Time: 5:00 pm - 6:30 pm
- Category B: Seminar/Talk with a city-specific focus on current urban innovation projects for an interested academic audience & special-interest groups
Admission: Free, please register below.
Event Partner(s): This event is organized in cooperation with the Consulate General of Austria and Designing Hong Kong Ltd.
-Maria Vassilakou, Deputy Mayor of the City of Vienna/ Deputy Governor of the Federal State of Vienna
-Paul Zimmerman (司馬文), Co-founder and CEO, Designing Hong Kong Limited / Southern District Councilor (Pokfulam, Hong Kong)
Moderator: Prof. H. Werner Hess, Deputy Director of EUAP
CLICK TO READ DISCUSSANTS’ BIOGRAPHY:
Event Description: Vienna is one of the ‘greenest’ cities on earth, with an extremely high quality of life for its citizens. Underlying this achievement is a comprehensive urban planning strategy with an emphasis on climate protection, increasing use of renewable energy sources, improved mobility for citizens (including ‘walkability’ of and within the city), social inclusion policies and extensive citizens’ participation. Implementing such far-reaching strategies (until 2050) requires effective urban leadership and cooperation among all stakeholders, including government, business, and civil society. Along these lines, Ms. Vassilakou (who is also a leading member of the Austrian Green Party) and Mr. Zimmerman will compare the different approaches in Hong Kong and Vienna and are open to debate with the audience.

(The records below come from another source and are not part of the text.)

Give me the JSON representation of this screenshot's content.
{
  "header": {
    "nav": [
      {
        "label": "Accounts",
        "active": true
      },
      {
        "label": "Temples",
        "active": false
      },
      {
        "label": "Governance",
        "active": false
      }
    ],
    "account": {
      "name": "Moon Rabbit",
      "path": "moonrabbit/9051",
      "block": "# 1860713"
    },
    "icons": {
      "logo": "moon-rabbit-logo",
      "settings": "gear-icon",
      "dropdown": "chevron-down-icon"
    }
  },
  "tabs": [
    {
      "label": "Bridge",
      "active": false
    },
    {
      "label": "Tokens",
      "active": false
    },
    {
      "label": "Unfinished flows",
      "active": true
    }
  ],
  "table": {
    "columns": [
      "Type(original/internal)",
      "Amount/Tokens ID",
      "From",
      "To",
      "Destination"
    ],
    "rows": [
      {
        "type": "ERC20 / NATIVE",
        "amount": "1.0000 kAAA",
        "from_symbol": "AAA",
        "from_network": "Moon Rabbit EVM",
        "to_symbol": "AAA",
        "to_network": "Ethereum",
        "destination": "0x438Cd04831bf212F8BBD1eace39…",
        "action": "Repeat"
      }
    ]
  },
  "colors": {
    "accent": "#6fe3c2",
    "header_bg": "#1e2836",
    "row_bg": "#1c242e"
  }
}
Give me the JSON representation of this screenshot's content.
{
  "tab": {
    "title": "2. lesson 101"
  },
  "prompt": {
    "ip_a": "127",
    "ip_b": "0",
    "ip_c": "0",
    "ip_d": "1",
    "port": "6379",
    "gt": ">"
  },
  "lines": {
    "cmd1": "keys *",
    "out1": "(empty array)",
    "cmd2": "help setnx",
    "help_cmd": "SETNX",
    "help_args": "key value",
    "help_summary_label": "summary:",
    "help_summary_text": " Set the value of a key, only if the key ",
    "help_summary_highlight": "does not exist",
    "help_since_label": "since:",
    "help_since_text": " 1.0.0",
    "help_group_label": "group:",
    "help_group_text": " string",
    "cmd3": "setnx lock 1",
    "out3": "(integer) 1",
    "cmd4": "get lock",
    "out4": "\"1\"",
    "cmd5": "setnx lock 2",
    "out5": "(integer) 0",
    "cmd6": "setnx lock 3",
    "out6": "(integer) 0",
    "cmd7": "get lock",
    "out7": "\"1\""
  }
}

Maria Vassilakou, Deputy Mayor of Vienna, shared with the audience Vienna ‘smart city’ development concept. Vienna is regarded as one of the most liveable cities in the world. It is also among the fastest growing cities in the German speaking area of Europe. It has currently a population of 1.7 million (with a 9.4% increase within the last 10 years alone) and will have to accommodate 2.1 million in 2050. Providing for the needs of citizens and tackling climate change are the twin challenges that Vienna has to face. To this end, the city developed its holistic ‘smart city strategy’. Mrs Vassilakou discussed various examples for the implementation of the plan, among others measures to make the city more walkable by reducing car traffic and reclaiming public space for the citizens. She explained that any developmental concept needs are to be based on the specific wishes citizens formulate, which in turn requires sustained efforts of negotiating between all stakeholders in the city. She concluded by saying, “Cities are primarily places for quality living, they are made for people, and they need to let people participate in their designs.”
Paul Zimmerman, CEO of Designing Hong Kong, shared aspects of the Hong Kong development. He described Hong Kong as a city of contrasts: places of nearly untouched nature side by side with highly urbanized areas. Compared to Vienna, Hong Kong is very crowded although private car usage per citizen is already much lower. However, the densely built-up area does not take the needs of pedestrians into account, resulting in inconvenience and a walkability far below Vienna’s standards. From his analysis of the Central, Tsim Sha Tsui and Tsuen Wan areas, it appears that only Central offers a chance for walking by separating car traffic and pedestrians on multiple levels. Pedestrian bridges, however, are mostly financed by private investors (i.e. provided for commercial purposes) and therefore charged land premiums by the government). As a consequence, government policy actually hinders walkability improvements. Especially in non-core districts like Tsuen Wan, walking is difficult and often altogether impossible. Needs and wishes of citizens are disregarded. The recent Occupy Movement, however, clearly demonstrates that improved walkability in Hong Kong is possible and can improve the overall quality of life. There is no shortage of practicable suggestions or financial means. But there is a lack of political will and leadership with a view to implementing citizen-oriented development projects. Paul concluded that the current Hong Kong government is spending too much time on issues not related to the development of the city proper. More decision-making rights and more resources on decentralized local (district) levels would result in tangible improvements in the quality of living for all citizens.
Click to download the presentation content:
Bookings are closed for this event.